Designing information and communication systems that are robust and resilient to attacks has been and continues to be an important and challenging topic. One of the main difficulties resides in quantifying the vulnerability/robustness of a system in the presence of an intelligent attacker who might exploit the structure of the system to design harmful attacks. To capture the strategic nature of the interactions between a defender and an adversary, game theoretic models have been gaining a lot of interest in the study of the security of information and communication systems.
In this talk, I will introduce the notion of blocking games and discuss how it can be used to design a framework for analyzing robustness/vulnerability of information systems in adversarial environment. Blocking games model abstract situations where an agent (the defender) needs to choose a subset of a finite set of resources to perform a mission critical task. The resources can be the links/nodes of a network, a set of computer programs, or a set of servers in a data center. An attacker wants to disrupt the task by choosing some resource(s) to attack. We have studied such a scenario as a quasi-zero-sum, 2-player game and, using the theory of Blocking Pairs of Polyhedra, we have provided a closed-form characterization of its Nash equilibria.
I will particularly discuss network blocking games: an application of blocking games to the analysis of communication networks vulnerability/robustness in adversarial environment. In these models, the goal of the defender (network operator) is to maintain some connectivity by choosing a subset of links in the network. The attacker wants to disrupt the communication by attacking the links. The Nash equilibrium strategies are then used to predict the most likely attackers actions and the Nash equilibrium payoff serves as a quantification of the vulnerability/robustness of the network. Using illustrative examples, I will discuss network vulnerability metrics derived from these models and how these metrics can be used to design robust networks and/or strengthen the robustness of existing ones. I will also show how these metrics can be used to identify the most critical links in a network.

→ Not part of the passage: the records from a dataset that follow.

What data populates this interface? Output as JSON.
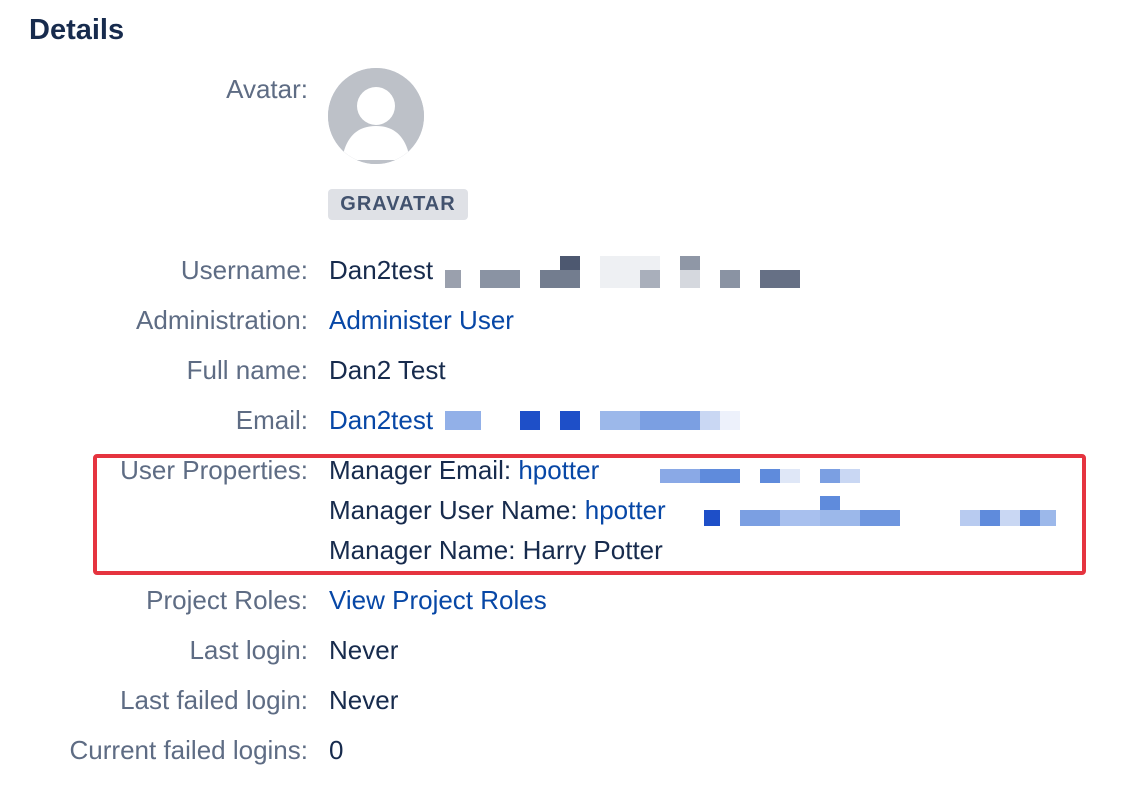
{
  "title": "Details",
  "avatar": {
    "label": "Avatar:",
    "icon": "default-user-avatar-icon",
    "badge": "GRAVATAR"
  },
  "username": {
    "label": "Username:",
    "value": "Dan2test"
  },
  "administration": {
    "label": "Administration:",
    "link": "Administer User"
  },
  "full_name": {
    "label": "Full name:",
    "value": "Dan2 Test"
  },
  "email": {
    "label": "Email:",
    "link": "Dan2test"
  },
  "user_properties": {
    "label": "User Properties:",
    "manager_email": {
      "key": "Manager Email: ",
      "link": "hpotter"
    },
    "manager_user_name": {
      "key": "Manager User Name: ",
      "link": "hpotter"
    },
    "manager_name": {
      "key": "Manager Name: Harry Potter"
    }
  },
  "project_roles": {
    "label": "Project Roles:",
    "link": "View Project Roles"
  },
  "last_login": {
    "label": "Last login:",
    "value": "Never"
  },
  "last_failed_login": {
    "label": "Last failed login:",
    "value": "Never"
  },
  "current_failed_logins": {
    "label": "Current failed logins:",
    "value": "0"
  },
  "colors": {
    "text": "#172b4d",
    "label": "#5e6c84",
    "link": "#0747a6",
    "highlight": "#e5343f",
    "badge_bg": "#dfe1e6"
  }
}
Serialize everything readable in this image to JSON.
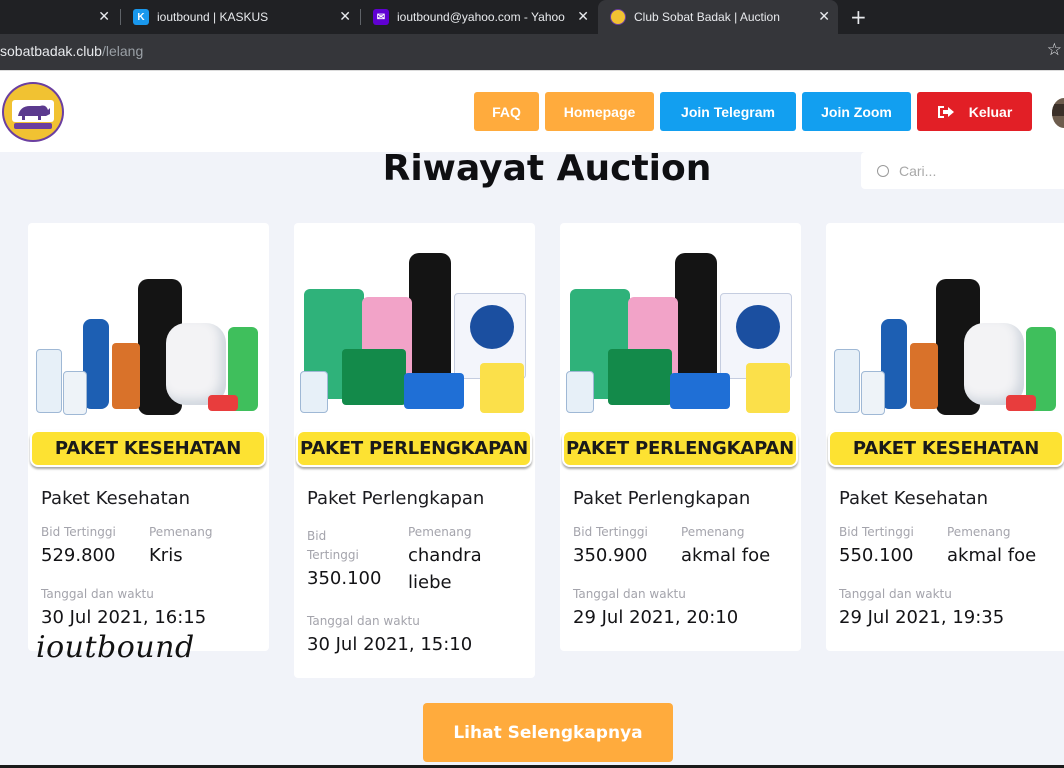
{
  "browser": {
    "tabs": [
      {
        "title": "",
        "close": "✕"
      },
      {
        "title": "ioutbound | KASKUS",
        "close": "✕",
        "favicon_color": "#1998ed"
      },
      {
        "title": "ioutbound@yahoo.com - Yahoo M",
        "close": "✕",
        "favicon_color": "#6001d2"
      },
      {
        "title": "Club Sobat Badak | Auction",
        "close": "✕",
        "favicon_color": "#f1c232"
      }
    ],
    "new_tab": "+",
    "address": {
      "host": "sobatbadak.club",
      "path": "/lelang"
    },
    "star": "☆"
  },
  "header": {
    "logo_icon": "club-sobat-badak-logo",
    "nav": [
      {
        "label": "FAQ",
        "color": "#ffab3d"
      },
      {
        "label": "Homepage",
        "color": "#ffab3d"
      },
      {
        "label": "Join Telegram",
        "color": "#129ff0"
      },
      {
        "label": "Join Zoom",
        "color": "#129ff0"
      },
      {
        "label": "Keluar",
        "color": "#e21f26",
        "icon": "sign-out-icon"
      }
    ]
  },
  "main": {
    "title": "Riwayat Auction",
    "search_placeholder": "Cari...",
    "cards": [
      {
        "banner": "PAKET KESEHATAN",
        "title": "Paket Kesehatan",
        "bid_label": "Bid Tertinggi",
        "bid": "529.800",
        "winner_label": "Pemenang",
        "winner": "Kris",
        "date_label": "Tanggal dan waktu",
        "date": "30 Jul 2021, 16:15"
      },
      {
        "banner": "PAKET PERLENGKAPAN",
        "title": "Paket Perlengkapan",
        "bid_label": "Bid Tertinggi",
        "bid": "350.100",
        "winner_label": "Pemenang",
        "winner": "chandra liebe",
        "date_label": "Tanggal dan waktu",
        "date": "30 Jul 2021, 15:10"
      },
      {
        "banner": "PAKET PERLENGKAPAN",
        "title": "Paket Perlengkapan",
        "bid_label": "Bid Tertinggi",
        "bid": "350.900",
        "winner_label": "Pemenang",
        "winner": "akmal foe",
        "date_label": "Tanggal dan waktu",
        "date": "29 Jul 2021, 20:10"
      },
      {
        "banner": "PAKET KESEHATAN",
        "title": "Paket Kesehatan",
        "bid_label": "Bid Tertinggi",
        "bid": "550.100",
        "winner_label": "Pemenang",
        "winner": "akmal foe",
        "date_label": "Tanggal dan waktu",
        "date": "29 Jul 2021, 19:35"
      }
    ],
    "more_button": "Lihat Selengkapnya"
  },
  "watermark": "ioutbound"
}
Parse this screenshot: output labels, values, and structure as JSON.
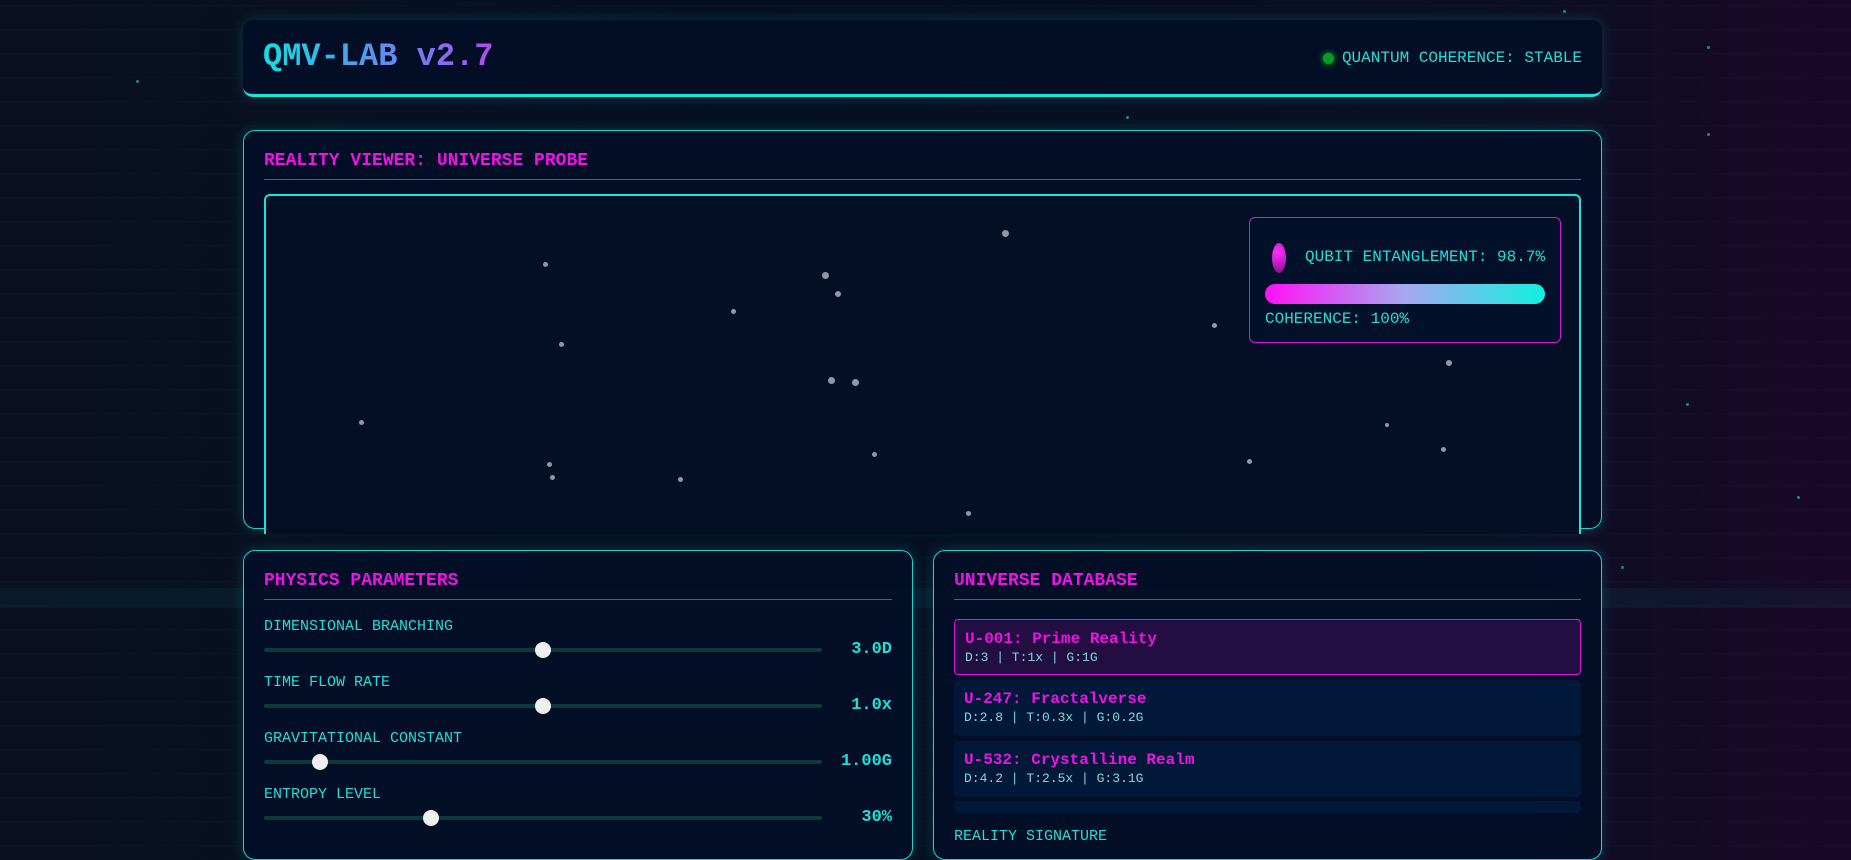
{
  "header": {
    "title": "QMV-LAB v2.7",
    "status": "QUANTUM COHERENCE: STABLE"
  },
  "viewer": {
    "title": "REALITY VIEWER: UNIVERSE PROBE",
    "entanglement": "QUBIT ENTANGLEMENT: 98.7%",
    "coherence": "COHERENCE: 100%",
    "coherence_fraction": 1.0
  },
  "physics": {
    "title": "PHYSICS PARAMETERS",
    "params": [
      {
        "label": "DIMENSIONAL BRANCHING",
        "value": "3.0D",
        "fraction": 0.5
      },
      {
        "label": "TIME FLOW RATE",
        "value": "1.0x",
        "fraction": 0.5
      },
      {
        "label": "GRAVITATIONAL CONSTANT",
        "value": "1.00G",
        "fraction": 0.1
      },
      {
        "label": "ENTROPY LEVEL",
        "value": "30%",
        "fraction": 0.3
      }
    ]
  },
  "database": {
    "title": "UNIVERSE DATABASE",
    "items": [
      {
        "name": "U-001: Prime Reality",
        "meta": "D:3 | T:1x | G:1G",
        "selected": true
      },
      {
        "name": "U-247: Fractalverse",
        "meta": "D:2.8 | T:0.3x | G:0.2G"
      },
      {
        "name": "U-532: Crystalline Realm",
        "meta": "D:4.2 | T:2.5x | G:3.1G"
      }
    ],
    "signature_label": "REALITY SIGNATURE"
  }
}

This is joint work with Prof. Jean C. Walrand, Prof. Venkat Anantharam (UC Berkeley), Dr. Vladimir Marbukh (NIST), and Aron Lazska (Budapest University of Technology and Economics).